WHAT TO WORK ON:
From the first line to the last, retype everything below exactly, minus the pictures.

═══ SOURCE MATERIAL

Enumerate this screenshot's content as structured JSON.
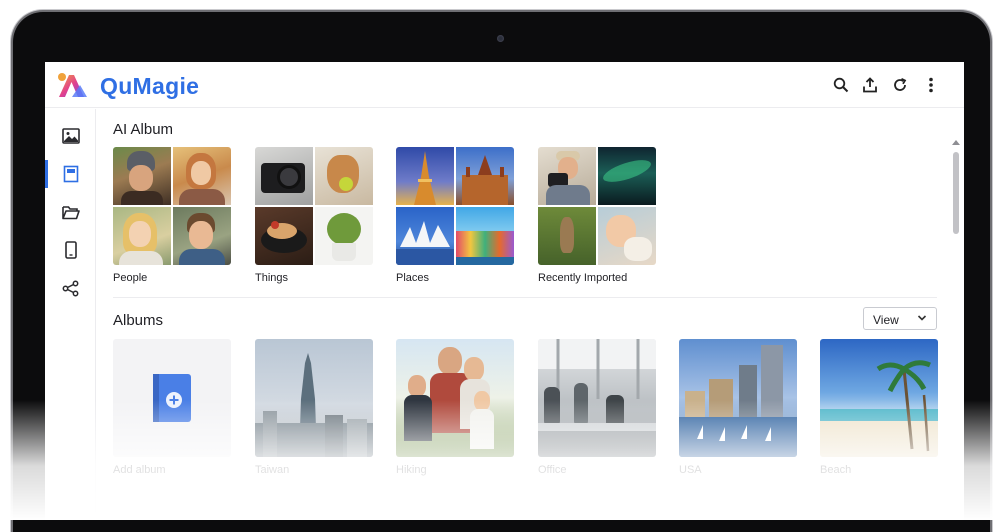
{
  "app": {
    "name": "QuMagie"
  },
  "header": {
    "icons": [
      "search-icon",
      "upload-icon",
      "refresh-icon",
      "more-vertical-icon"
    ]
  },
  "sidebar": {
    "items": [
      {
        "icon": "photos-icon",
        "active": false
      },
      {
        "icon": "albums-icon",
        "active": true
      },
      {
        "icon": "folder-icon",
        "active": false
      },
      {
        "icon": "mobile-device-icon",
        "active": false
      },
      {
        "icon": "share-icon",
        "active": false
      }
    ]
  },
  "ai_album": {
    "title": "AI Album",
    "cards": [
      {
        "label": "People"
      },
      {
        "label": "Things"
      },
      {
        "label": "Places"
      },
      {
        "label": "Recently Imported"
      }
    ]
  },
  "albums": {
    "title": "Albums",
    "view_label": "View",
    "items": [
      {
        "label": "Add album"
      },
      {
        "label": "Taiwan"
      },
      {
        "label": "Hiking"
      },
      {
        "label": "Office"
      },
      {
        "label": "USA"
      },
      {
        "label": "Beach"
      }
    ]
  },
  "colors": {
    "brand": "#2f6fe4",
    "text": "#1f1f24",
    "bezel": "#0c0c0d"
  }
}
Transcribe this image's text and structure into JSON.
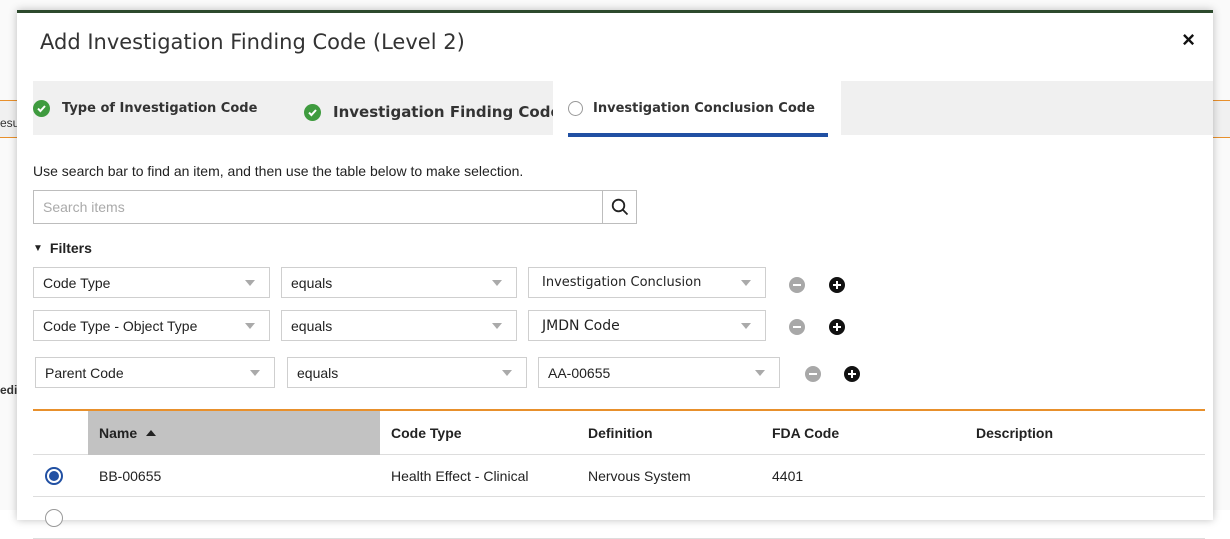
{
  "background": {
    "fragment_results": "esu",
    "fragment_medic": "edic"
  },
  "modal": {
    "title": "Add Investigation Finding Code (Level 2)",
    "close_icon": "close-icon",
    "close_glyph": "×"
  },
  "wizard": {
    "tabs": [
      {
        "label": "Type of Investigation Code",
        "status": "complete",
        "icon": "check-circle-icon"
      },
      {
        "label": "Investigation Finding Code",
        "status": "complete",
        "icon": "check-circle-icon"
      },
      {
        "label": "Investigation Conclusion Code",
        "status": "active",
        "icon": "empty-radio-icon"
      }
    ],
    "active_color": "#2150a3",
    "complete_color": "#3f9b3f"
  },
  "instructions": "Use search bar to find an item, and then use the table below to make selection.",
  "search": {
    "placeholder": "Search items",
    "value": "",
    "icon": "search-icon"
  },
  "filters": {
    "label": "Filters",
    "rows": [
      {
        "field": "Code Type",
        "operator": "equals",
        "value": "Investigation Conclusion"
      },
      {
        "field": "Code Type - Object Type",
        "operator": "equals",
        "value": "JMDN Code"
      },
      {
        "field": "Parent Code",
        "operator": "equals",
        "value": "AA-00655"
      }
    ],
    "remove_icon": "minus-circle-icon",
    "add_icon": "plus-circle-icon"
  },
  "table": {
    "columns": [
      "Name",
      "Code Type",
      "Definition",
      "FDA Code",
      "Description"
    ],
    "sorted_column": "Name",
    "sort_direction": "ascending",
    "rows": [
      {
        "name": "BB-00655",
        "code_type": "Health Effect - Clinical",
        "definition": "Nervous System",
        "fda_code": "4401",
        "description": "",
        "selected": true
      }
    ]
  },
  "colors": {
    "accent_orange": "#e8902c",
    "header_dark_green": "#2d4a2d"
  }
}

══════

EXERCISE OUTPUT:
Enumerate this screenshot's content as structured JSON.
{
  "app": {
    "name": "QuMagie"
  },
  "header": {
    "icons": [
      "search-icon",
      "upload-icon",
      "refresh-icon",
      "more-vertical-icon"
    ]
  },
  "sidebar": {
    "items": [
      {
        "icon": "photos-icon",
        "active": false
      },
      {
        "icon": "albums-icon",
        "active": true
      },
      {
        "icon": "folder-icon",
        "active": false
      },
      {
        "icon": "mobile-device-icon",
        "active": false
      },
      {
        "icon": "share-icon",
        "active": false
      }
    ]
  },
  "ai_album": {
    "title": "AI Album",
    "cards": [
      {
        "label": "People"
      },
      {
        "label": "Things"
      },
      {
        "label": "Places"
      },
      {
        "label": "Recently Imported"
      }
    ]
  },
  "albums": {
    "title": "Albums",
    "view_label": "View",
    "items": [
      {
        "label": "Add album"
      },
      {
        "label": "Taiwan"
      },
      {
        "label": "Hiking"
      },
      {
        "label": "Office"
      },
      {
        "label": "USA"
      },
      {
        "label": "Beach"
      }
    ]
  },
  "colors": {
    "brand": "#2f6fe4",
    "text": "#1f1f24",
    "bezel": "#0c0c0d"
  }
}
Transcribe this image's text and structure into JSON.
{
  "background": {
    "fragment_results": "esu",
    "fragment_medic": "edic"
  },
  "modal": {
    "title": "Add Investigation Finding Code (Level 2)",
    "close_icon": "close-icon",
    "close_glyph": "×"
  },
  "wizard": {
    "tabs": [
      {
        "label": "Type of Investigation Code",
        "status": "complete",
        "icon": "check-circle-icon"
      },
      {
        "label": "Investigation Finding Code",
        "status": "complete",
        "icon": "check-circle-icon"
      },
      {
        "label": "Investigation Conclusion Code",
        "status": "active",
        "icon": "empty-radio-icon"
      }
    ],
    "active_color": "#2150a3",
    "complete_color": "#3f9b3f"
  },
  "instructions": "Use search bar to find an item, and then use the table below to make selection.",
  "search": {
    "placeholder": "Search items",
    "value": "",
    "icon": "search-icon"
  },
  "filters": {
    "label": "Filters",
    "rows": [
      {
        "field": "Code Type",
        "operator": "equals",
        "value": "Investigation Conclusion"
      },
      {
        "field": "Code Type - Object Type",
        "operator": "equals",
        "value": "JMDN Code"
      },
      {
        "field": "Parent Code",
        "operator": "equals",
        "value": "AA-00655"
      }
    ],
    "remove_icon": "minus-circle-icon",
    "add_icon": "plus-circle-icon"
  },
  "table": {
    "columns": [
      "Name",
      "Code Type",
      "Definition",
      "FDA Code",
      "Description"
    ],
    "sorted_column": "Name",
    "sort_direction": "ascending",
    "rows": [
      {
        "name": "BB-00655",
        "code_type": "Health Effect - Clinical",
        "definition": "Nervous System",
        "fda_code": "4401",
        "description": "",
        "selected": true
      }
    ]
  },
  "colors": {
    "accent_orange": "#e8902c",
    "header_dark_green": "#2d4a2d"
  }
}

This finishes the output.